    Damyan

    • Hi Damyan, thanks for your feedback and thanks for following! I am glad you found it enlightening and inspiring…. I will keep an eye on your Arabic series too as I went to Jordan last year for a work-related trip and the language grew on me … it is very expressive and musical. How many Romance languages do you know? I am guessing Romanian would be one…. Good luck with your studies too, cheers, Bernard

  2. Pingback: THE NEWS AND THE HORSE ovvero:etichette, qualità e informazione | LIVINGWOMEN

  3. Pingback: Supermarket Scandal: Horse, Rabbit and a bit of Donkey in my Beef Mince please. | FastFoodMom (FFMs)

  4. Pingback: Carne di cavallo, tutti i dubbi… | BSIDE-ME
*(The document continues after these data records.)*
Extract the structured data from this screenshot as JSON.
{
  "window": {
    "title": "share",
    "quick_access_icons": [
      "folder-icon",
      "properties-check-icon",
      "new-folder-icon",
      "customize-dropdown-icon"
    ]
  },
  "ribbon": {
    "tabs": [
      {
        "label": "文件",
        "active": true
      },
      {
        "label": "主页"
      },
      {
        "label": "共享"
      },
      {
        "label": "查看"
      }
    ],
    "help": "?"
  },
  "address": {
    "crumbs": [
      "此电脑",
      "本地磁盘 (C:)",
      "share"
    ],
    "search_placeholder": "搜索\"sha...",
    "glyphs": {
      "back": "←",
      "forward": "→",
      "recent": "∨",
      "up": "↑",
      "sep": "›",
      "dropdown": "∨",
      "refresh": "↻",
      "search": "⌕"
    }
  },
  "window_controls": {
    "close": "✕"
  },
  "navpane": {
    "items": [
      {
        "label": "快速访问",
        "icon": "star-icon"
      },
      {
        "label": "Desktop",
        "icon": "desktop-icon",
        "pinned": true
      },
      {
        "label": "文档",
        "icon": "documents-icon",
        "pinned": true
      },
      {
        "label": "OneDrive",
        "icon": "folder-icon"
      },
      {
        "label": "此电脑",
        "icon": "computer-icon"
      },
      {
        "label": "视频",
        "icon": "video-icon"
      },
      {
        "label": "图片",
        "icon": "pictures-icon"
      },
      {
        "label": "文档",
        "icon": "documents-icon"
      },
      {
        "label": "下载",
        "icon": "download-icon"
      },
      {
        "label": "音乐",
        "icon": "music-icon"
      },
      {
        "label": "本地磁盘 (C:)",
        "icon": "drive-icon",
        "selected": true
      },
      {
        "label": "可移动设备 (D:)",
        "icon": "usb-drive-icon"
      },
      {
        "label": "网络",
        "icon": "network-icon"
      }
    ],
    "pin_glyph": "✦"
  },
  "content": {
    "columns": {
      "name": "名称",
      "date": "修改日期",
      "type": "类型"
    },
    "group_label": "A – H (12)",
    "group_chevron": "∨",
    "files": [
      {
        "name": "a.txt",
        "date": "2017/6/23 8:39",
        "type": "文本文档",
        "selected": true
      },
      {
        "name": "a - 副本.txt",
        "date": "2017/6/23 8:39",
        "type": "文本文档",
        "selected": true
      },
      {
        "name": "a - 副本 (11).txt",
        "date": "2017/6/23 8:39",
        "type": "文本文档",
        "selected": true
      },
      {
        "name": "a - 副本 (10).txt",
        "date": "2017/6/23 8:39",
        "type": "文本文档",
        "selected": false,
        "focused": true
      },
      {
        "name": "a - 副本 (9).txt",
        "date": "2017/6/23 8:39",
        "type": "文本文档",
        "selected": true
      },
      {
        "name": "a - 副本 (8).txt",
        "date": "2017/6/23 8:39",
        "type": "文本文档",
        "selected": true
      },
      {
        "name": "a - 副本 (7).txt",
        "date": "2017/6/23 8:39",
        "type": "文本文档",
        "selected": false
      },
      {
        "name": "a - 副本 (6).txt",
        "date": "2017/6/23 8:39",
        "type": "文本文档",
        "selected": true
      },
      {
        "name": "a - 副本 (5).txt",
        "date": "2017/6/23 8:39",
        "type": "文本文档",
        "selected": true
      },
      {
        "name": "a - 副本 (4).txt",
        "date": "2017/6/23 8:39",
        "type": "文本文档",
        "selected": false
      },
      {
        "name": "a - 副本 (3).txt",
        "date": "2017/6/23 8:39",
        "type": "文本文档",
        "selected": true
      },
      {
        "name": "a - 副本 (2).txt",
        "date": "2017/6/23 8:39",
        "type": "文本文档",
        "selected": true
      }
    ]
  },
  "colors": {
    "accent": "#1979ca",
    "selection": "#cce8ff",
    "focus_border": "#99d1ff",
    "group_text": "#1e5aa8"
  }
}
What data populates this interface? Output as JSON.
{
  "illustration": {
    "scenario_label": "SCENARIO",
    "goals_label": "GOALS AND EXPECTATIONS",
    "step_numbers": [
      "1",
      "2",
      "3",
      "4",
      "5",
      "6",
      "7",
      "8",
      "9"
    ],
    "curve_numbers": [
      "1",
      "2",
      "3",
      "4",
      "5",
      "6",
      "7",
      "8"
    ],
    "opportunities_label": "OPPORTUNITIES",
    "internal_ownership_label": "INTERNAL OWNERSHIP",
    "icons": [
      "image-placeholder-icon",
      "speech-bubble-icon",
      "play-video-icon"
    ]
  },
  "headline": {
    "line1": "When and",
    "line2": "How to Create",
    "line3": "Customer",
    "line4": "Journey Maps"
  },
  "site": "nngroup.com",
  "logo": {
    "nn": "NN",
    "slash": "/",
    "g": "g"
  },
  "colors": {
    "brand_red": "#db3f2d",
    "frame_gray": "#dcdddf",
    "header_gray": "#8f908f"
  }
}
  5. Regarding Italian:
    A menu is “un menú” (with written accent).
    A cow can be “una mucca” (not “un mucca”) or “una vacca”.
    A donkey is “un asino”, that ‘s ok; but it can also be “un somaro” and various other dialect names.
    The word “manzo” properly means a steer (or bullock); while beef can be “carne di manzo” or “carne di mucca”.
    An abattoir is “un mattatoio”; not “un matatoio”.
    A mischief could be “una birichinata”. But “birinchineria” is a mess.
    All the rest is ok.

    • Hello, thanks for popping by and taking the time to do corrections, which I have incorporated in the post. I really appreciate the feedback. Unfortunately I am to blame for some of the mistakes, like not putting the two Ts in mattatoio. I remember this post took me almost all day Saturday to compile and by the end of it I had a splitting headache! I am also beginning to realise that while pocket dictionaries are convenient to carry around, if you want a true picture of a language you really have to go for the big, heavy dictionaries, to see the nuances of the various words, and to get all the related expressions (which I really find interesting). I am using the Collins pocket Italian dictionary, I like it because the fonts and use of colour make it easy to read, it has interesting observations on the Italian language in the middle, and verb conjugations at the back. But even though it is quite big at more than 600 pages, under “mischief” in the English section it just gives “birichineria (naughtiness)” – I originally typed it incorrectly as birinchineria – while in the Italian section it has “birichino” for “mischievous” or “rascal” but does not give any other “birichi…” words. Incidentally the dictionary has the accent on menu pointing in the opposite direction. Thanks once again, and please keep a critical eye on my forthcoming Italian posts. All the best, Bernard

  6. Pingback: Ikea’s horns of a dilemma – elk horns, naturally | My Five Romances

Let's get a conversation started. Write your bit here

Fill in your details below or click an icon to log in:

WordPress.com Logo

You are commenting using your WordPress.com account. Log Out / Change )

Twitter picture

You are commenting using your Twitter account. Log Out / Change )

Facebook photo

You are commenting using your Facebook account. Log Out / Change )

Google+ photo

You are commenting using your Google+ account. Log Out / Change )

Connecting to %s